Creepy stumps

I did not see much of the city beyond the Cleveland Clinic itself, Case Western campus, Little Italy, and Cleveland Heights. I've deliberately left out most of the medicine-related details, which are the details that an applicant might find useful, but I have relatively little to say about either CCLCM or CWRU that is not mentioned on MSAR, the program websites, etc.

The Coffee House at University Circle: cute little place for a morning coffee and afternoon bagel and nap

That's all I have to say about Cleveland.

The atrium of the Cleveland Museum of Art

Sunday, January 3, 2016

Gradual exit

A dramatization of my apartment, courtesy of Animal Planet

I'm approaching my final semester in college, and my final semester in the wretched little treehouse that I have called home for the past three years.

It's been a hard year for me, but something that unexpectedly troubled me was how unhappy and uncomfortable I was in my apartment. It's always been cluttered, it's always been small, but only now did I realize how much dirtier and disorganized it's become this past semester. The general deterioration of the apartment, along with the increased quantity of accumulated stuff has become oppressive and depressive. I use such strong language because the realization of this truth was so startling. Indeed, dissatisfaction with the space I live in seriously affected my general outlook and wellbeing.

It seems so obvious now that I wish I'd been less complacent about it before.

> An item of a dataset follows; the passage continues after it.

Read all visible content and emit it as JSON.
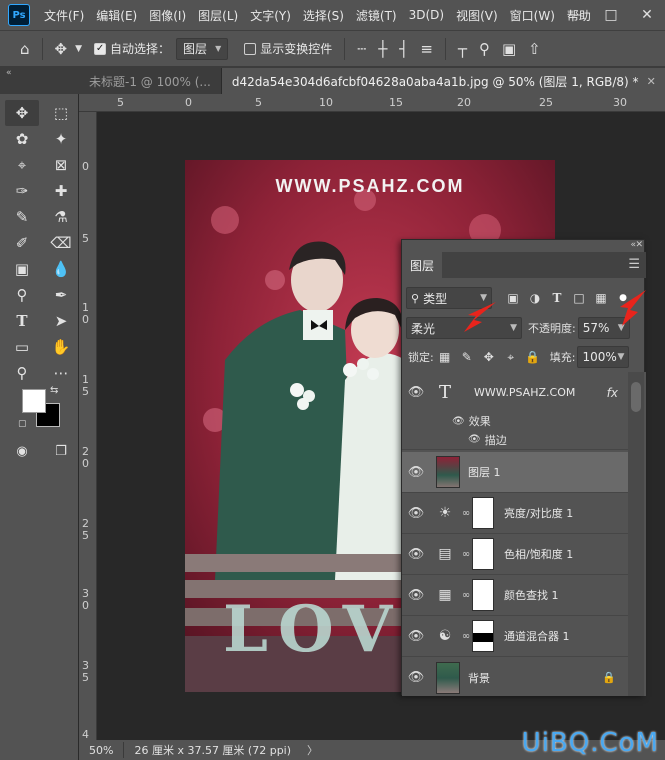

Given that I only have a few months left there, I think it's high time I jumped whole-heartedly on the decluttering bandwagon, but with the distinct goal of preparing to move out. Also, I realize how uncertain my future is, but know for a fact that I'll be moving back in with my parents immediately after graduation, regardless of what my plans eventually become. As cluttered and cramped as I feel my space in my apartment is, my space at home is practically empty. I don't own many things, and the things I do own went with me to college, and now sit in my small apartment. Over the years, certainly I've accumulated belongings, some of them more used than others, and many of them used not at all and simply wasting space.

My goal is to sort through my space/things in my apartment and make the move-out process slow and steady. I plan on visiting home once a month (I'm local), and relocating some of my belongings. In this process, I will toss/recycle/donate as much as I can, and reorganize what will remain in my apartment so I can utilize the space more effectively. A general goal that I have is for each item in my possession to have its specific, designated location. I suffer from some laziness that makes me leave things lying about haphazardly: now is the time to combat it.

I haven't read Marie Kondo's manifesto, but I feel like I have a good idea what it says. If I deep clean area by area, then perhaps my feelings of being trapped by stuff will  gradually go away. Here's to a more organized and content 2016.